───── TASK INPUTS
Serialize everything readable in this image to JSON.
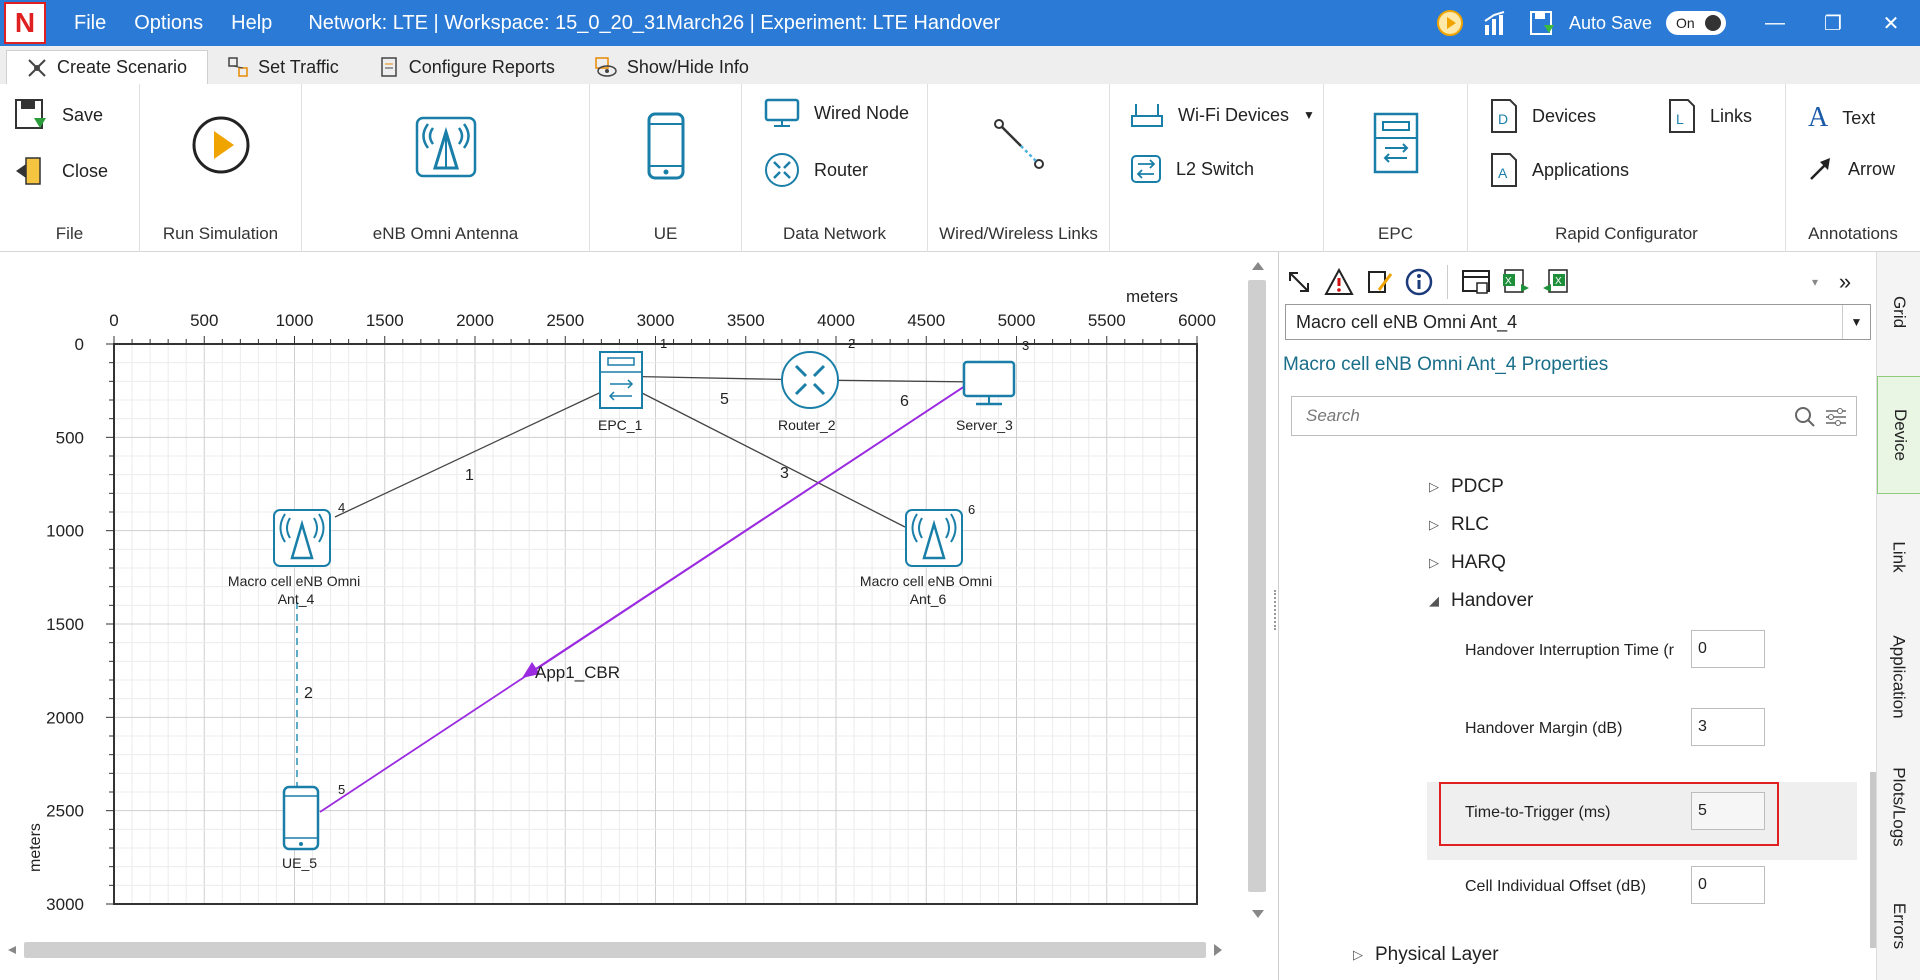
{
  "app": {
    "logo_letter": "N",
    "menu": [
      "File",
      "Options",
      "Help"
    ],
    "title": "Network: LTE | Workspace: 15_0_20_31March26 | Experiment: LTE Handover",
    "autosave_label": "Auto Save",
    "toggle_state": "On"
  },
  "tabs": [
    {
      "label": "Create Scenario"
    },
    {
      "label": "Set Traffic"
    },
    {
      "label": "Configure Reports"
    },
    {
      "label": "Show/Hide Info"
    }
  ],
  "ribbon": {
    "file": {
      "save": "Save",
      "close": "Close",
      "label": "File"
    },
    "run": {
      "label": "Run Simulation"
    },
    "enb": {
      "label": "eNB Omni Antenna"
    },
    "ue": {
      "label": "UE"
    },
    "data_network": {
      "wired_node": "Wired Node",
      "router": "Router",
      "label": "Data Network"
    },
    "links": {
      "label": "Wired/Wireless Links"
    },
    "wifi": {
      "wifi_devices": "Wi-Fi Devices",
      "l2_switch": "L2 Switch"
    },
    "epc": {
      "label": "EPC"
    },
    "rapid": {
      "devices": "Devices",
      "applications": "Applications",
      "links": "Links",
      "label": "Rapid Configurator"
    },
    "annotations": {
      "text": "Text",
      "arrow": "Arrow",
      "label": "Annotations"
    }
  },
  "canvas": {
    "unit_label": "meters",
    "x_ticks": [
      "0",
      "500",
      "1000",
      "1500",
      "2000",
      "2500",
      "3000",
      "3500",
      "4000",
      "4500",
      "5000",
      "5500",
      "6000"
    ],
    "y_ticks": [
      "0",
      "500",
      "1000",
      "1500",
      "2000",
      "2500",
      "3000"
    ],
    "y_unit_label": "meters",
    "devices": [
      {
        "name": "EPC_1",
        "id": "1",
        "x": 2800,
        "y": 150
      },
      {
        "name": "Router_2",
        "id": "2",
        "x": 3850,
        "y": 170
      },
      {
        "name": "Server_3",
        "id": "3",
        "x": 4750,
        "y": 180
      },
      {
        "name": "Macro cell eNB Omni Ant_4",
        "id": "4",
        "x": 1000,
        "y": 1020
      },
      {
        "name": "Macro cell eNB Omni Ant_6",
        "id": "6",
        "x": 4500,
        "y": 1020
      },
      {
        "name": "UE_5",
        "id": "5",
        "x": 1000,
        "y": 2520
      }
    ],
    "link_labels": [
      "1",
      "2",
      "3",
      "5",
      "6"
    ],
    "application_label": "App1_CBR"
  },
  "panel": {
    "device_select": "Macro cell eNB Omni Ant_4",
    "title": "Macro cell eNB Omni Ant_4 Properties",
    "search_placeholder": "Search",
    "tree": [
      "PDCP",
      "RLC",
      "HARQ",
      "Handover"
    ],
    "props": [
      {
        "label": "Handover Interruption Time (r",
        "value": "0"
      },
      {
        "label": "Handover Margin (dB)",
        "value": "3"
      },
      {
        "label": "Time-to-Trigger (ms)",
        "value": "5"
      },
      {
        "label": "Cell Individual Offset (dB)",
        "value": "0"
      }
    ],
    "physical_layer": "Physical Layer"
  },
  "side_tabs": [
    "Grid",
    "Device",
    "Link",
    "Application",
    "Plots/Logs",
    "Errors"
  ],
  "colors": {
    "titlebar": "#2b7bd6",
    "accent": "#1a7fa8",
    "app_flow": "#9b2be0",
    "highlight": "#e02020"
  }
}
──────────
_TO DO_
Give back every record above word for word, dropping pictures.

_EXPECTED OUTPUT_
Serialize everything readable in this image to JSON.
{
  "app": {
    "logo_letter": "N",
    "menu": [
      "File",
      "Options",
      "Help"
    ],
    "title": "Network: LTE | Workspace: 15_0_20_31March26 | Experiment: LTE Handover",
    "autosave_label": "Auto Save",
    "toggle_state": "On"
  },
  "tabs": [
    {
      "label": "Create Scenario"
    },
    {
      "label": "Set Traffic"
    },
    {
      "label": "Configure Reports"
    },
    {
      "label": "Show/Hide Info"
    }
  ],
  "ribbon": {
    "file": {
      "save": "Save",
      "close": "Close",
      "label": "File"
    },
    "run": {
      "label": "Run Simulation"
    },
    "enb": {
      "label": "eNB Omni Antenna"
    },
    "ue": {
      "label": "UE"
    },
    "data_network": {
      "wired_node": "Wired Node",
      "router": "Router",
      "label": "Data Network"
    },
    "links": {
      "label": "Wired/Wireless Links"
    },
    "wifi": {
      "wifi_devices": "Wi-Fi Devices",
      "l2_switch": "L2 Switch"
    },
    "epc": {
      "label": "EPC"
    },
    "rapid": {
      "devices": "Devices",
      "applications": "Applications",
      "links": "Links",
      "label": "Rapid Configurator"
    },
    "annotations": {
      "text": "Text",
      "arrow": "Arrow",
      "label": "Annotations"
    }
  },
  "canvas": {
    "unit_label": "meters",
    "x_ticks": [
      "0",
      "500",
      "1000",
      "1500",
      "2000",
      "2500",
      "3000",
      "3500",
      "4000",
      "4500",
      "5000",
      "5500",
      "6000"
    ],
    "y_ticks": [
      "0",
      "500",
      "1000",
      "1500",
      "2000",
      "2500",
      "3000"
    ],
    "y_unit_label": "meters",
    "devices": [
      {
        "name": "EPC_1",
        "id": "1",
        "x": 2800,
        "y": 150
      },
      {
        "name": "Router_2",
        "id": "2",
        "x": 3850,
        "y": 170
      },
      {
        "name": "Server_3",
        "id": "3",
        "x": 4750,
        "y": 180
      },
      {
        "name": "Macro cell eNB Omni Ant_4",
        "id": "4",
        "x": 1000,
        "y": 1020
      },
      {
        "name": "Macro cell eNB Omni Ant_6",
        "id": "6",
        "x": 4500,
        "y": 1020
      },
      {
        "name": "UE_5",
        "id": "5",
        "x": 1000,
        "y": 2520
      }
    ],
    "link_labels": [
      "1",
      "2",
      "3",
      "5",
      "6"
    ],
    "application_label": "App1_CBR"
  },
  "panel": {
    "device_select": "Macro cell eNB Omni Ant_4",
    "title": "Macro cell eNB Omni Ant_4 Properties",
    "search_placeholder": "Search",
    "tree": [
      "PDCP",
      "RLC",
      "HARQ",
      "Handover"
    ],
    "props": [
      {
        "label": "Handover Interruption Time (r",
        "value": "0"
      },
      {
        "label": "Handover Margin (dB)",
        "value": "3"
      },
      {
        "label": "Time-to-Trigger (ms)",
        "value": "5"
      },
      {
        "label": "Cell Individual Offset (dB)",
        "value": "0"
      }
    ],
    "physical_layer": "Physical Layer"
  },
  "side_tabs": [
    "Grid",
    "Device",
    "Link",
    "Application",
    "Plots/Logs",
    "Errors"
  ],
  "colors": {
    "titlebar": "#2b7bd6",
    "accent": "#1a7fa8",
    "app_flow": "#9b2be0",
    "highlight": "#e02020"
  }
}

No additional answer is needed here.